“We’re both northern (English), we’re both feisty and we’re both a little stubborn at times.”
“The biggest accomplishment in my life has been the birth of my daughter (Vega). Besides that, on the court too.”
“This is my first Olympics. So just enjoy it, just live it. The important thing is to try.”
Kevin Sanjaya Sukamuljo shares how he will approach Tokyo 2020.
“I don’t entertain them. I hope to go to Tokyo in the best shape and with no pressure at all.”
“It’s a matter of pride for us, to be able to achieve this, and qualifying in doubles means you’re in the top 16.”
France coach Baptiste Careme on what it means to play at the Olympics. Story here.
“Japan is coming on real strong but there are other countries getting stronger and kind of taking China’s dominance away.”
Steve Kearney, director of USA Para-Badminton, believes Tokyo 2020 will no longer be all about China.

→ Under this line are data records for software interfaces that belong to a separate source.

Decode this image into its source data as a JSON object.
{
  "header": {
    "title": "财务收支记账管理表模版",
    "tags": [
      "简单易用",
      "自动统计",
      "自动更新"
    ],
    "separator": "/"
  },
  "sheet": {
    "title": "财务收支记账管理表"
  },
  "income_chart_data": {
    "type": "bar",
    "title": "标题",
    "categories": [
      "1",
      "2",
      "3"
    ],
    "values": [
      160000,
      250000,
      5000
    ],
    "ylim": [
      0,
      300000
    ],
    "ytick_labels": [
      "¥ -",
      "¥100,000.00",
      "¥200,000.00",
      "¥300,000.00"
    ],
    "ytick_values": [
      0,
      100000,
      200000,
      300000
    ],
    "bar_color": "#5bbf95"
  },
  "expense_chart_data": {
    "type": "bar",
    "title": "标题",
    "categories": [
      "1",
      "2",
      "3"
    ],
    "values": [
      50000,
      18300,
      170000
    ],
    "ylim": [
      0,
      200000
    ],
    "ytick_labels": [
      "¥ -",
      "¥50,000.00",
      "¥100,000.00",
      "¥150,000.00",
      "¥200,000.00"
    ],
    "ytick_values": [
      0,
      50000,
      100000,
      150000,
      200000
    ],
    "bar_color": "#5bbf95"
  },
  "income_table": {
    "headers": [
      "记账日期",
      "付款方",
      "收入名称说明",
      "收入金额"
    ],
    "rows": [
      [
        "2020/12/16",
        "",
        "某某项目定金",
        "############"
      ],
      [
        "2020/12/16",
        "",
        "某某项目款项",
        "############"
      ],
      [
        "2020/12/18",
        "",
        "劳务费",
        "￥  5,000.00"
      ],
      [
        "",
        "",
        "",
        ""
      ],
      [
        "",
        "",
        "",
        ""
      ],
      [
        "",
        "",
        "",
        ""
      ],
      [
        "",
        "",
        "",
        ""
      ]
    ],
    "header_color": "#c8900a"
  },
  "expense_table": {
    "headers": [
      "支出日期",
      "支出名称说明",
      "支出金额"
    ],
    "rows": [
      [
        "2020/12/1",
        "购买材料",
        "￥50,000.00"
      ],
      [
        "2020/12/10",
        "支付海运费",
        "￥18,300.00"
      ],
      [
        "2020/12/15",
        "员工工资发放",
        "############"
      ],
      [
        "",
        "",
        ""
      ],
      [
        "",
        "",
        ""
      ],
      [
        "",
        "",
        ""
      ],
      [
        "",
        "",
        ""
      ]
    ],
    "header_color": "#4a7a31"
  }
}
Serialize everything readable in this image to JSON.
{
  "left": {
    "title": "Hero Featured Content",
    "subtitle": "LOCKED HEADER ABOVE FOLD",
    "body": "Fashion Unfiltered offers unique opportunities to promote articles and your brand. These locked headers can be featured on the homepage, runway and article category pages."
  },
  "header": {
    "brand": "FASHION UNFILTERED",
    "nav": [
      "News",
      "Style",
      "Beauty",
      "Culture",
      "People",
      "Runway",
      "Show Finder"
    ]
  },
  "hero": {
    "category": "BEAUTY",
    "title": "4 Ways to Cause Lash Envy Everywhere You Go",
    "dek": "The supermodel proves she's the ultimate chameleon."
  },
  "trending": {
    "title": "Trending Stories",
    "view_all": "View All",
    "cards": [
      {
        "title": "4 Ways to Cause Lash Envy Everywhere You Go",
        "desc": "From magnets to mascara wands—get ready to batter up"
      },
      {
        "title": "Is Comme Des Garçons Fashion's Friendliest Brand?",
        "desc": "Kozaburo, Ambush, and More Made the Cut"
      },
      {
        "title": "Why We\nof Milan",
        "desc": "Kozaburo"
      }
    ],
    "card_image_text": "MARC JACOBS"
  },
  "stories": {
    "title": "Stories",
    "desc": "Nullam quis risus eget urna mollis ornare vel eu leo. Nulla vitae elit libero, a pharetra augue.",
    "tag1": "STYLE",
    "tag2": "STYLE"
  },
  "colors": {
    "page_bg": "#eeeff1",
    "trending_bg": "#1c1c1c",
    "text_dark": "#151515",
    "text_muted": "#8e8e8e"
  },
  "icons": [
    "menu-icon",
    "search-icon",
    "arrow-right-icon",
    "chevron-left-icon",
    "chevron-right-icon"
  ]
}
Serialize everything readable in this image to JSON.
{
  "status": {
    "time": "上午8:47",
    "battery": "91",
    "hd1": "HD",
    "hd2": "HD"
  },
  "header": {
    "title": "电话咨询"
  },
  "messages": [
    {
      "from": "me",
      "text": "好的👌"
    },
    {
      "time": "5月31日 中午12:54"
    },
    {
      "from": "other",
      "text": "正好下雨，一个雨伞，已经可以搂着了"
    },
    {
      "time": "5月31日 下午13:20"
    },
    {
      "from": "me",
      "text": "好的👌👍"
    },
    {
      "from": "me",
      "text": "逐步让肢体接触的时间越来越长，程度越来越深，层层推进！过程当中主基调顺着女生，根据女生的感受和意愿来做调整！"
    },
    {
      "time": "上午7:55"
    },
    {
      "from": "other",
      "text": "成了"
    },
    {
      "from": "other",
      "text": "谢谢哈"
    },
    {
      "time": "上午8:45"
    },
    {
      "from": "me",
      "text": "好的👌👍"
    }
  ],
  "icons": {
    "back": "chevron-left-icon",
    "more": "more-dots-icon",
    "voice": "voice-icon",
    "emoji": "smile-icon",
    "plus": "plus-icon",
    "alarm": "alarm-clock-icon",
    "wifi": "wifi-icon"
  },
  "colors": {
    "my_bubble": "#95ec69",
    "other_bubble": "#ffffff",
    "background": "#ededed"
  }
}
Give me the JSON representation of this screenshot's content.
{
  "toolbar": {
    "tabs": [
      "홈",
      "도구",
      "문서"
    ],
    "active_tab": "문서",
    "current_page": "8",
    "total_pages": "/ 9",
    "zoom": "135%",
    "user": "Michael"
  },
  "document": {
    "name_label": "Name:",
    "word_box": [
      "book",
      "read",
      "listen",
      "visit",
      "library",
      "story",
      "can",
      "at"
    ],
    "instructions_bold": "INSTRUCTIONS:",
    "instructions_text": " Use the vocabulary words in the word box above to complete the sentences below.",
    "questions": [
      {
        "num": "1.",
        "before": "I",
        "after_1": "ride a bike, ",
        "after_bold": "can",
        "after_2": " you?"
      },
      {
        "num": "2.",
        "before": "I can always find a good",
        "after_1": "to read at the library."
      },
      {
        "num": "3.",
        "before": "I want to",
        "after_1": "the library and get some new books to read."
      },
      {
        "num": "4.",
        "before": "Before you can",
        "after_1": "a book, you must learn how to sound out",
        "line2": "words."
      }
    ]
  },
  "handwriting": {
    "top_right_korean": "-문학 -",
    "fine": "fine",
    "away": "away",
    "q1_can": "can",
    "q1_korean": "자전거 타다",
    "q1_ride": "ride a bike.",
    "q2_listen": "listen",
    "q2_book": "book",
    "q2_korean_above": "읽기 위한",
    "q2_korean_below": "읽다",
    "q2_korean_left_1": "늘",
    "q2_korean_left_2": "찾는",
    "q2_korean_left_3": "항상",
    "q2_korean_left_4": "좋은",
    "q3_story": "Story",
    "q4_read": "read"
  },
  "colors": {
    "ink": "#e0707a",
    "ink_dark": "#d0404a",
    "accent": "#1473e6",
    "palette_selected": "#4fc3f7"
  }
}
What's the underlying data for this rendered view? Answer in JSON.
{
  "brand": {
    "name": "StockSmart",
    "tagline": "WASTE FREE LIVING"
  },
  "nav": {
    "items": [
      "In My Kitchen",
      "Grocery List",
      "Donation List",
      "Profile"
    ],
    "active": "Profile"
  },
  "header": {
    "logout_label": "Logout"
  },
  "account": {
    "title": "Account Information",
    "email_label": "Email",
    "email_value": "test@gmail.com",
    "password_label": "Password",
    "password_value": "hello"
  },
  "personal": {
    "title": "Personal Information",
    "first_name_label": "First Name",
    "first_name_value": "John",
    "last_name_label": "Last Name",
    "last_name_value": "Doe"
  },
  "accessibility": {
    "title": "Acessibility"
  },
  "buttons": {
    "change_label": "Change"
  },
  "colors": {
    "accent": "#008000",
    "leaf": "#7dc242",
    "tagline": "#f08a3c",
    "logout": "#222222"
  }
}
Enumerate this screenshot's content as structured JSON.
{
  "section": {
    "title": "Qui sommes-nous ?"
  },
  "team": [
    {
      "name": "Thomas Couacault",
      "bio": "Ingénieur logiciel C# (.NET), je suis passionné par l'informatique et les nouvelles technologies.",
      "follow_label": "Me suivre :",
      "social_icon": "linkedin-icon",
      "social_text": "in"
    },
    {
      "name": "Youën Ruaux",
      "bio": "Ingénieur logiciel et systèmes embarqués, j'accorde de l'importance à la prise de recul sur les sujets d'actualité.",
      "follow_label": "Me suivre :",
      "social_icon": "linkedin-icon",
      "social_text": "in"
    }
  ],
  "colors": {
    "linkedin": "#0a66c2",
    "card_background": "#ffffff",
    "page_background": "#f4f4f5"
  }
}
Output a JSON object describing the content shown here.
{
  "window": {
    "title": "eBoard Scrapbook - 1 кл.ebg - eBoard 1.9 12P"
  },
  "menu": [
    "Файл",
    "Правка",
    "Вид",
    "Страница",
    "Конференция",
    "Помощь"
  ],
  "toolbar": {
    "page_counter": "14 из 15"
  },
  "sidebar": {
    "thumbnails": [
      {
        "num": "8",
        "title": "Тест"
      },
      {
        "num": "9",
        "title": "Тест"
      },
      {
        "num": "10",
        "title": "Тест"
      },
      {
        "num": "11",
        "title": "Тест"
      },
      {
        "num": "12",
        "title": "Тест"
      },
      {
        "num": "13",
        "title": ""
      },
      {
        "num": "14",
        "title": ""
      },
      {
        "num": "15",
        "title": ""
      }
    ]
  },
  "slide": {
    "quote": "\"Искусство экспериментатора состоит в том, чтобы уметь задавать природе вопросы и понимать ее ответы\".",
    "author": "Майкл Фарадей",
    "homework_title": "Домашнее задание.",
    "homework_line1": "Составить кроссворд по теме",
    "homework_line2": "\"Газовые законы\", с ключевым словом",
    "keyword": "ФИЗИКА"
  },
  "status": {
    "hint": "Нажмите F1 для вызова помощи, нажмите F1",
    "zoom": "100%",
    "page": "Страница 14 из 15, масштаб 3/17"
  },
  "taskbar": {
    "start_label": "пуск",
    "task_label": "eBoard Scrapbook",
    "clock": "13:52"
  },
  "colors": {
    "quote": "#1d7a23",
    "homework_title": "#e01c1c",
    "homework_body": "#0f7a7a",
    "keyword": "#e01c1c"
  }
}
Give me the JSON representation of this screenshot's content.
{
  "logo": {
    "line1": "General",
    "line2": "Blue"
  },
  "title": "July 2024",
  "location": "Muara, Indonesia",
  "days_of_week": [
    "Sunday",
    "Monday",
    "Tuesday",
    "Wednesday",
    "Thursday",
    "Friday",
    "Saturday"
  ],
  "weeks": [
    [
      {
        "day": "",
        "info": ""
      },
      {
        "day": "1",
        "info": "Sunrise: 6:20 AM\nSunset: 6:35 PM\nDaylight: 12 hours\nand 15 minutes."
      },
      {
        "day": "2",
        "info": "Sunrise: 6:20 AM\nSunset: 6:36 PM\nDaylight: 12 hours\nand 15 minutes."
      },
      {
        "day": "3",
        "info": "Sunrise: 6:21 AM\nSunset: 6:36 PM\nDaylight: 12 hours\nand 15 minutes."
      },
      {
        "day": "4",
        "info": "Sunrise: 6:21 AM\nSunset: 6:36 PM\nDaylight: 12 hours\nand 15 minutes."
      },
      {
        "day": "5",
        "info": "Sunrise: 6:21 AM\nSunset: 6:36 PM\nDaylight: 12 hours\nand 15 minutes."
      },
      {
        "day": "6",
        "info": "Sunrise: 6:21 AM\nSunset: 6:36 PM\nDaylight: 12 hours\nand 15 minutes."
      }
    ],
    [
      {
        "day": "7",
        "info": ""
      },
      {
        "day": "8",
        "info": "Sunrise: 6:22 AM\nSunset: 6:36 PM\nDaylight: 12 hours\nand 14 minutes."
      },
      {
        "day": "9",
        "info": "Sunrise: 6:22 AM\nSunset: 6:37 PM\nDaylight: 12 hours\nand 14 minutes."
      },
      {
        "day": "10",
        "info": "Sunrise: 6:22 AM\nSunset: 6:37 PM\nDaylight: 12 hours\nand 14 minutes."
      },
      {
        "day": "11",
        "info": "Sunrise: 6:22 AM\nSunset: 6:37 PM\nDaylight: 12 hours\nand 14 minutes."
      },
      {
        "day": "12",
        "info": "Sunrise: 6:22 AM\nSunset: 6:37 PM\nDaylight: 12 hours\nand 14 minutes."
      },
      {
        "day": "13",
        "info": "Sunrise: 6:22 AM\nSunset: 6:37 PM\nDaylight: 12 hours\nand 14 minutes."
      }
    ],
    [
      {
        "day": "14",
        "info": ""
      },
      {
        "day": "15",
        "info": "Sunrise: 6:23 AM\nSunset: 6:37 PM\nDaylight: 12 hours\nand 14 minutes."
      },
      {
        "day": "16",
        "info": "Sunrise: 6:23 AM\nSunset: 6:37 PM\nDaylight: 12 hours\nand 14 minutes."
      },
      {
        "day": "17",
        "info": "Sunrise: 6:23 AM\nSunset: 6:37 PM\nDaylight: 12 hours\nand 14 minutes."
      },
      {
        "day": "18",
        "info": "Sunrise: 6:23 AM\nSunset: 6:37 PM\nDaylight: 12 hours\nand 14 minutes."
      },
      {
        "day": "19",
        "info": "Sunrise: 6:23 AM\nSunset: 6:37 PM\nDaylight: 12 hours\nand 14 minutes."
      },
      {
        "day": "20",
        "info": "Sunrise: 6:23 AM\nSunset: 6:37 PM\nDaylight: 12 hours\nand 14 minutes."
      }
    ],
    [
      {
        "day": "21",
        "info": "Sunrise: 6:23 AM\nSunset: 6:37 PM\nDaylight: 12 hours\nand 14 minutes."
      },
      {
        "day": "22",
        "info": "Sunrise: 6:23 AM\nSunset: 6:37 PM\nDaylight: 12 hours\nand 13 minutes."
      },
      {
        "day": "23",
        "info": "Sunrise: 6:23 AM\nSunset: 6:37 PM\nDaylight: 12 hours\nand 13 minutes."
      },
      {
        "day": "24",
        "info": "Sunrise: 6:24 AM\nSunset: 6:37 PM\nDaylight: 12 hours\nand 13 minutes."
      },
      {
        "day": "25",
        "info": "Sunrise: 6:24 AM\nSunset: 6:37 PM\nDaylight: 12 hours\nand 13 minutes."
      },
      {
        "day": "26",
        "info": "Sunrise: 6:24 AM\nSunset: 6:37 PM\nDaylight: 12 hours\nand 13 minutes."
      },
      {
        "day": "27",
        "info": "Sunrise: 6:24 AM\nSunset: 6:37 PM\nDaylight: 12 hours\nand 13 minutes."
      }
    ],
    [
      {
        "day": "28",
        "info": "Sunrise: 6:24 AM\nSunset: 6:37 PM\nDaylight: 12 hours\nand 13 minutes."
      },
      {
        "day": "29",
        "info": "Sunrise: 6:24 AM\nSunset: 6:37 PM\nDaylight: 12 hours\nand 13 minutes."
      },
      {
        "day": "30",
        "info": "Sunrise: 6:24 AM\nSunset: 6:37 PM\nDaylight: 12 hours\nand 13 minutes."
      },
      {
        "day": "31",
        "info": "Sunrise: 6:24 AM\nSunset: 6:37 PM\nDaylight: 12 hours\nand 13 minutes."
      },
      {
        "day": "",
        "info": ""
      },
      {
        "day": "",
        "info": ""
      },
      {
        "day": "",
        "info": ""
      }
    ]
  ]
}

“I always wanted to do something unique in this sport and I can proudly say I’ve done it by qualifying for the Tokyo Olympics and by being awarded a fully funded scholarship.”
“I’ve been preparing for six weeks now, taking the foot off the gas isn’t an option. I can’t afford that luxury.”
Selena Piek is really focused ahead of the Olympic Games.
“If we can commit to having the world’s best players on show week in week out, then badminton’s future will be strong for the benefit of everyone as we exit COVID-19.”
BWF Secretary General Thomas Lund upon the announcement of the updated tournament calendar. Read here.
“I’ve learned from experience, sometimes if you are too excited, you can’t control your passion on court.”
Anthony Sinisuka Ginting on the importance of being composed in matches.
“We don’t say much. We can tell how the other is feeling just by looking at each other’s eyes.”
“This is something I’ve been driving towards for a decade. For it to be eight weeks away is surreal.”
Dan Bethell is looking forward to the Paralympic Games.